  He glanced at the man who stood by Mark's left shoulder. He was shorter than Mark by about two inches. That still left him fairly tall, six-two or so, and unlike the erstwhile Chancellor of Free Vietnam he was young and in excellent shape.

  "Layton," Casaday said. With a smile and his right hand the young jock grabbed Mark's arm above the left elbow and squeezed.

  Mark gasped. His blue eyes watered behind his Lennon glasses, and his knees got weak. But he didn't go down. Nor did he turn his head to took at his tormentor. He just kept glaring at Casaday.

  "This is really making me feel cooperative," he said, choking only slightly. "You CIA boys sure learned a lot about winning hearts and minds back when you were losing the Vietnam War."

  "Tough guy," a voice said in hi
s ear. Like Mark's, it was American, Southern California-accented. Its owner had narrow cover-boy features and a blond ponytail, and lots of big muscles he liked to show off. Right now he was wearing a muscle shirt with a skull in a green beret on the front, above the legend "Grab 'Em By the Balls, And Their Hearts & Minds Will Follow."

  The hard boy in the ponytail had never been in the US Army Special Forces. If he had been, he wouldn't have been caught dead in that shirt. Mark found himself wishing J. Robert "A Green Beret is just a hat" Belew was on hand to rip it off his back. Then he thought dismal thoughts of lying in the bed one has prepared oneself.

  "Want me to adjust his attitude a little, boss?" asked the muscle boy, keeping the pain grip on Mark's elbow.

  Casaday chuckled, a sound like pebbles shaken in a tin pail. "You really think you can beat him up until he helps us, Layton?"

  He reached out and grabbed a pinch of the prettyboy's cheek. "Sometimes I think you're as dumb as the Last Hippie here thinks I am." He let go of Layton's face, slapped it lightly, and walked into the lab.

  "I'm not dumb," Layton said in a petulant whine. He relaxed his grip. "I'm a warrior. I don't see any point in coddling this son of a bitch just because he's some kind of hot shit scientist."

  "Bring him." Acoustic tiles muffled Casaday's words. The muting of sound added to Mark's sense of dreamlike irreality, as if his brain was wrapped in cotton batting.

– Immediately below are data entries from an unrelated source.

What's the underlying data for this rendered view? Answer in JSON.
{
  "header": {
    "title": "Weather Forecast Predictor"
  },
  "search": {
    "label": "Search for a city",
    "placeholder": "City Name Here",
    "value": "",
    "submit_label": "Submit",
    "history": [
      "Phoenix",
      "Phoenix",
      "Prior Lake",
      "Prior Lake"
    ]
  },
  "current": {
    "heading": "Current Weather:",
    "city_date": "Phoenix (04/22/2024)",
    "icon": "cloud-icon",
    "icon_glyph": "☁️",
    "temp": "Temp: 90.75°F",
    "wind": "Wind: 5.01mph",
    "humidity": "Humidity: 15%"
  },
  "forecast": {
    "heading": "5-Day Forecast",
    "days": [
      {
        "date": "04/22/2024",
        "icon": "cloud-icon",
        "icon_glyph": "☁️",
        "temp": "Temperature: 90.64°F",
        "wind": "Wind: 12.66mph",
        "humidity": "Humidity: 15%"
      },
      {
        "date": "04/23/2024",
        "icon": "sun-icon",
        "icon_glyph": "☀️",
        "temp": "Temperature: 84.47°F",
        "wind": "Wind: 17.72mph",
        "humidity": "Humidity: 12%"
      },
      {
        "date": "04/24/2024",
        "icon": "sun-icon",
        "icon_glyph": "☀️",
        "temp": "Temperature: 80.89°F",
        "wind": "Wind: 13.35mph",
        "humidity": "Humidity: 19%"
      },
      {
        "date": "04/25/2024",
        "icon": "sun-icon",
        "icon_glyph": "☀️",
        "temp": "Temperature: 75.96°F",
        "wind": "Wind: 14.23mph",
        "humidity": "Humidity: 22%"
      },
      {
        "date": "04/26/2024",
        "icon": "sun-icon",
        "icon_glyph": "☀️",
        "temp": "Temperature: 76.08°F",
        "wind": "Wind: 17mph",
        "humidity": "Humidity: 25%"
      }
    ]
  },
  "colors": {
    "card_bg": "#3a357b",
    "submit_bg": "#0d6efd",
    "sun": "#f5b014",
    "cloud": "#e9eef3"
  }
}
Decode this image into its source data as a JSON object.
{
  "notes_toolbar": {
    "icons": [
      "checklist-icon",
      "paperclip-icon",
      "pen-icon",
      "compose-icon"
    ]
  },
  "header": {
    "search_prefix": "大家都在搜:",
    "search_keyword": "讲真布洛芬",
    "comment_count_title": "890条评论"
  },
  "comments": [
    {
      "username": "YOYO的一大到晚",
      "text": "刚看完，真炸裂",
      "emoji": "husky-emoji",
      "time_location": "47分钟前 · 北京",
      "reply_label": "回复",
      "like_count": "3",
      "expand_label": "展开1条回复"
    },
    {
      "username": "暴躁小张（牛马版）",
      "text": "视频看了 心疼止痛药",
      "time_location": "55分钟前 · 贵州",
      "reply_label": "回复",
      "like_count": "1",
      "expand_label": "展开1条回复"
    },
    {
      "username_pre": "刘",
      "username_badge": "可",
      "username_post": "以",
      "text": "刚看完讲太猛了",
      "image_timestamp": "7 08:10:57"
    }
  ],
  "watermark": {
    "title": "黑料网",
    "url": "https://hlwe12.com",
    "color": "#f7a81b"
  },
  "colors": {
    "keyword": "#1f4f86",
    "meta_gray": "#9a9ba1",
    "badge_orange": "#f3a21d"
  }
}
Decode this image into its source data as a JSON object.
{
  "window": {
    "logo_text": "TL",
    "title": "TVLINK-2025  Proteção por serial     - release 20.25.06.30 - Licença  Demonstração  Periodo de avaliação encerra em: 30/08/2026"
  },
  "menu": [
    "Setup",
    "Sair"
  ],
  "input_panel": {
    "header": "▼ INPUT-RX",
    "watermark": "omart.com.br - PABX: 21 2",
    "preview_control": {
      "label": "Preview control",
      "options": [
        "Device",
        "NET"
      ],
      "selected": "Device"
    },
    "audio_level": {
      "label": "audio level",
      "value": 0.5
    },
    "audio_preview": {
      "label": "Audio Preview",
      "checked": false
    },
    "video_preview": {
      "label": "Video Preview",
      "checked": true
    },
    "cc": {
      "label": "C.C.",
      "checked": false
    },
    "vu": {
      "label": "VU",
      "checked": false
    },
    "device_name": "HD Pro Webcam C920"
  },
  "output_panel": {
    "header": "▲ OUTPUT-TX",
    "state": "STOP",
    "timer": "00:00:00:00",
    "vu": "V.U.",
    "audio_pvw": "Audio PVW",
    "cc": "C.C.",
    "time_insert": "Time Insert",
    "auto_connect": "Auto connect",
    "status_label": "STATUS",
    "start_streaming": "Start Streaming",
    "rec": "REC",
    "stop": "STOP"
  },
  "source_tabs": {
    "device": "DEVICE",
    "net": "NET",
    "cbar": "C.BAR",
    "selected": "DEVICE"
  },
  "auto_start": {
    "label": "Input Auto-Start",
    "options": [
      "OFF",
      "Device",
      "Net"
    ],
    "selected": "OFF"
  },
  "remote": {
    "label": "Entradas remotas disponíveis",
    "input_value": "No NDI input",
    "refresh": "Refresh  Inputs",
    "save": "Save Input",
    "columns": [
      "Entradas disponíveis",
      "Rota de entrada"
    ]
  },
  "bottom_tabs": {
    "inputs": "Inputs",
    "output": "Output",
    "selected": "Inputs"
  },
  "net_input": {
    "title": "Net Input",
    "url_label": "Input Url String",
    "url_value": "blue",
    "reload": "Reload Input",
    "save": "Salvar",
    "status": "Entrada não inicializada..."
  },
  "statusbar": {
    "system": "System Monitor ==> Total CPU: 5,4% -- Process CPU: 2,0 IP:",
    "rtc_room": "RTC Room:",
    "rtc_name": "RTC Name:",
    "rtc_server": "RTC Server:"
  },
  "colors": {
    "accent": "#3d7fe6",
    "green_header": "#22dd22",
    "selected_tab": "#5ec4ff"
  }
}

  Sprout sniffled. That snapped him back. He reached out to squeeze her hand.

  Layton pushed him hard between the shoulder blades. "Get going, you," he said. Then, to himself, "I'm not dumb."

  Casaday was talking. Mark tried to make himself attend. In the last few years he had discovered in himself far more physical fortitude than he had ever imagined. What had actually happened, he realized, was that he had achieved a state of apathy about himself that amounted to near-perfect insulation from threats years before. Many years ago, back in the middle seventies, when it was becoming painfully clear that his storybook romance with Sunflower was going to have an all-too-mundane and sordid ending, and that he was never going to recover his one moment of glory as the Radical, golden ace hero of the Movement who had battled the forces of repression, back-to-back with the Lizard King in People's Park.